By MARK ALAN LOVEWELL
The 27th annual John Havlicek Celebrity Fishing Tournament made a lot of money for the Genesis Fund last weekend, and not all the draw was the celebrities who attended. Much of it had to do with good fishing, and that success was tied to Vineyard and Nantucket fishermen.
With the final numbers still being worked out, the long weekend event on the Vineyard grossed at least $340,000, slightly more than last year. The gathering included a live and silent auction at the Harbor View Hotel in Edgartown.
Mr. Havlicek, a Celtics basketball legend and member of the Naismith Memorial Basketball Hall of Fame, spoke about the tournament minutes before heading out in a boat to fish Saturday morning.
“What surprises me is we’ve been doing this so well for so long,” he said. “When we started this fishing tournament 27 years ago, we were thinking maybe a couple of years.
“It has taken off,” he said. “There is a lot of camaraderie in this fishing contest. Many people keep coming back.”
Mr. Havlicek, named in 1996 as one of the 50 finest players in National Basketball Association history, won eight NBA titles with the Celtics. But on this day, he was thinking bluefish.
The event is a catch-and-release bluefish tournament. Participants spend as much as $3,000 to participate. While they may be holding fishing rods in one hand, part of the fun is rubbing elbows with friendly celebrities. A key ingredient is about making new friends and getting out on the water. A total of 120 people participated in the event. Twenty-four boats started Saturday morning.
“The venue is really the most important part of this tournament,” Mr. Havlicek said, referring to the Vineyard as the contest’s annual weekend home. “We keep coming back to the Vineyard, because it is a great place.
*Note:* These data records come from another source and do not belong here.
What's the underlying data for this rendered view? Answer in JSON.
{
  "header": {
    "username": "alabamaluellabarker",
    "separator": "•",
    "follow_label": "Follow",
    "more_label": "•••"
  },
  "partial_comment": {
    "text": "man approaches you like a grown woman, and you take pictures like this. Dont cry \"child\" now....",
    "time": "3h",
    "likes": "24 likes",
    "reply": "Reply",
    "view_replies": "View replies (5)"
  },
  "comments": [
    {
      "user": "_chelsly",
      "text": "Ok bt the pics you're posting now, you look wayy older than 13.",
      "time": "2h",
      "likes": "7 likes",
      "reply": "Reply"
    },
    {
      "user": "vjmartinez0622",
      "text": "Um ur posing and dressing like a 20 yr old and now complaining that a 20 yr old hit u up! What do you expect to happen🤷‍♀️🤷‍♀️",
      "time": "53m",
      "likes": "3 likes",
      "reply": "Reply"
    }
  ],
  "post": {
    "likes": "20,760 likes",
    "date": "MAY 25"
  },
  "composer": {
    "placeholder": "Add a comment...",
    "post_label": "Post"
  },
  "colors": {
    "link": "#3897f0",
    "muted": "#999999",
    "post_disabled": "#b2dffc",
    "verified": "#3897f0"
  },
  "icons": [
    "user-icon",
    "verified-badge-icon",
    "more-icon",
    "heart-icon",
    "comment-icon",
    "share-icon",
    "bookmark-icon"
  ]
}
The people are so good to us.”
Out of the 27 years the tournament has been held, 20 of those events have been held on the Vineyard.
Capt. Everett (Porky) Francis, of the Edgartown charter fishing boat White Water, a 30-foot Black Watch, has participated in the contest every year, even though, for a stretch, it was held on Nantucket. Captain Francis and his fishermen on Saturday were John Kheary, J.C. Murphy and Diane Murphy.
Mr. Francis said they went fishing off East Beach, where they caught and released 25 fish. “Diane caught a 10-pound, 6-ounce bluefish,” Mr. Francis said. Their efforts earned them a third place in the fishing contest.
The first place in the fishing contest went to former hockey goalie Jim Craig, a player on the miracle team that won the 1980 Winter Olympics at Lake Placid.
Mr. Craig fished with Capt. Tom Mleczko and his son Jason on their boat Priscilla J., a 29-foot Hawk. The boat came from Nantucket twice that day. The first trip from Nantucket was to get to the Oak Bluffs harbor in time for the 9 a.m. start.
When they left Oak Bluffs harbor on Saturday morning, they took their guests back to Nantucket for the best bluefishing. The second trip to the Vineyard came in the afternoon when it was time to finish the tournament.
Captain Mleczko said he has fished the tournament for quite a few years and is drawn to the good fellowship.
Another Vineyard participant in the contest was Capt. David Pothier of Oak Bluffs. Mr. Pothier owns a 32-foot Pursuit named U-Turn. He went fishing with D.J., his 19-year-old son and mate.
Their guest celebrity was Jack Williams, the television news anchor for WBZ Channel 4 Boston, and one of his relatives.
“You couldn’t ask for a better day,” said Mr. Pothier.
He took their boat to Tom’s Shoal, right off the Red Can, and got into both bluefish and striped bass. The last week has been really good all around that area.
Mr. Pothier said he fished in the vicinity of Captain Francis. “Oh, we were looking at each other, nearly all the time,” Mr. Pothier said.
“He would move into one area and we would move out. We don’t like to get in each other’s way.”
A key part of the tournament has to do with children. The fishing contest is held annually to help the Genesis Fund, a nonprofit organization that was created soon after the first successful Havlicek fishing contest.
The fund, based in Waltham, raises money to offer care for children suffering from genetic birth defects, genetic diseases and mental retardation. To date, the fund has raised $20 million by holding a number of different annual events. The Havlicek fishing tournament alone has raised close to $4 million.